Interviewing is like dating.
You give out your phone number, you get a call, you go on a date, and then you wait (and wait and wait).
You put in your application, you go on an interview and then you wait (and wait).
You wait for feedback, you wait to see if they liked you enough to see you again (a second date), or something more?
Sometimes you never hear back for days.
Doesn’t that waiting period drive you crazy? Wondering what you said, what you did, if it was enough, do they like me? Do I even like them? Am I ready to make a commitment or do I need to go on a second interview (date) to find out more before making the commitment (wearing their letter jacket perhaps?).
While I’m no expert on the dating game, I can give you some help with the interview process. I think you’ll find that they’re more related than you previously thought.
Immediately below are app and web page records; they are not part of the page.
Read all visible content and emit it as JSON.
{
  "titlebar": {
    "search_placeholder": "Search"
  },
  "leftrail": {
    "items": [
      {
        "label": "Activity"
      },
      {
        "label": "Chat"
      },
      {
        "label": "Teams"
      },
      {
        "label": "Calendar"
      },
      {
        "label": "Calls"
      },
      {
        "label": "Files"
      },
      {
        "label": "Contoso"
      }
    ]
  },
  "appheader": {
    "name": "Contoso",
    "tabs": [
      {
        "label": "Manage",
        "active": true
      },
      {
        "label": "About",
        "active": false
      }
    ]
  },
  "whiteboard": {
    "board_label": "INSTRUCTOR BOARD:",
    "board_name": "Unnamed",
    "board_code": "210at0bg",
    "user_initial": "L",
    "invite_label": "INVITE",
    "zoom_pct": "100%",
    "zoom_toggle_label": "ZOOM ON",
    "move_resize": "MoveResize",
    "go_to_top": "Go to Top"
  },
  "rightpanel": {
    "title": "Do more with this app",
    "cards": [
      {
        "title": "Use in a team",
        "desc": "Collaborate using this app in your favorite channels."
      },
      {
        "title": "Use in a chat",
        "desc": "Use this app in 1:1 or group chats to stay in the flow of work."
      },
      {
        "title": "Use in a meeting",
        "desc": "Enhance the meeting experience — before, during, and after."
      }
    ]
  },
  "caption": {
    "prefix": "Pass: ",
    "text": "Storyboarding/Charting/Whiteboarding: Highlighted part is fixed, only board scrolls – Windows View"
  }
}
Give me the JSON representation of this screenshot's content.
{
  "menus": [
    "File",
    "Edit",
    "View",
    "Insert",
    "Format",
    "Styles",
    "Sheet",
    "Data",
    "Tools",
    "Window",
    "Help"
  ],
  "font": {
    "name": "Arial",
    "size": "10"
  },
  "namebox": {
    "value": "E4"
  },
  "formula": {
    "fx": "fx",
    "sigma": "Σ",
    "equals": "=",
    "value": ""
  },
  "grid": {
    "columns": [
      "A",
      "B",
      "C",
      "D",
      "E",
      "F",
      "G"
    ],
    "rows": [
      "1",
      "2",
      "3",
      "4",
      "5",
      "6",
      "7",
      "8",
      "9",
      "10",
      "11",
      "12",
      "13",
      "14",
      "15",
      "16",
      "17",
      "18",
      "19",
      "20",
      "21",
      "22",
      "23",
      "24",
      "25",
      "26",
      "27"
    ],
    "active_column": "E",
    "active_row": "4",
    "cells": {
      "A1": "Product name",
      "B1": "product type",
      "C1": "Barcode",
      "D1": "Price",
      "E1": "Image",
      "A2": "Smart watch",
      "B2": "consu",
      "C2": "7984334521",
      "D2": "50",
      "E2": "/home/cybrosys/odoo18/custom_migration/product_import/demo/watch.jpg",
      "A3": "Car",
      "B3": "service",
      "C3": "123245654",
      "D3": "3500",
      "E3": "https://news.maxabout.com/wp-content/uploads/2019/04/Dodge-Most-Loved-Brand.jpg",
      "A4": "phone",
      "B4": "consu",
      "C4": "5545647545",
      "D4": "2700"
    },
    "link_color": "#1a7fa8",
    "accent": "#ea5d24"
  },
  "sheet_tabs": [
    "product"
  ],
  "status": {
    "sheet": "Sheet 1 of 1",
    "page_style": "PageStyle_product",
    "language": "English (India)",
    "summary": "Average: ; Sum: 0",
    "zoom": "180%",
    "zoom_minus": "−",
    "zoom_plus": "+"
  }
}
After the Application: You’ve sent in your resume and your cover letter last week but you haven’t heard anything from the employer. If it’s been 4-5 business days then call to check in on the status of your application. Calling any sooner makes you look desperate and needy (see the correlation to dating?), waiting too long shows you don’t have that much interest in the position (again, see the correlation to dating?).
When you call prepare your notes. Make sure to state your name, the position you applied to, and that you would like to speak with the person in charge of hiring if you don’t have the person’s name. These are all things you’ve done before when calling a love interest, right? Having your notes available helps to ease the nerves and keeps your call on track. Ask them if they have had a chance to review your resume. If they haven’t and you sound professional on the phone chances are your resume will be reviewed with a new sense of “that candidate sounds great, let’s bring him/her in!”
After the Interview: Make sure that you ask when to expect to hear back from the employer after you have finished your interview. Remember or write down their timeline (1 week? A few days? 3 weeks?). This timeline will be used as a guideline for when to follow up. Example: If they said a week and it’s been a week and a half then it’s time to follow up! Wait the required time frame and then follow up with a phone call or email soon after.
If things are going well then you will want to gather the information you need to make sure you’re ready to accept a position. If throughout the process something isn’t going right it’s okay to say, “After hearing about the position I am no longer interested because of ________.” Companies would rather hear you say that so they can address your concerns rather than offer you the position and have you reject it. (No one likes to be rejected!)
After receiving the offer: Offers are similar to saying “I love you.” The company is giving the job offer (heart) and they’re hoping you will accept (“I love you too!”). It’s important to have all of the information out in the open. If you don’t accept the position right away this can be similar to saying ‘Thank you!’ instead of “I love you too!” So think of that next time you hear the excited recruiter calling you with some good news!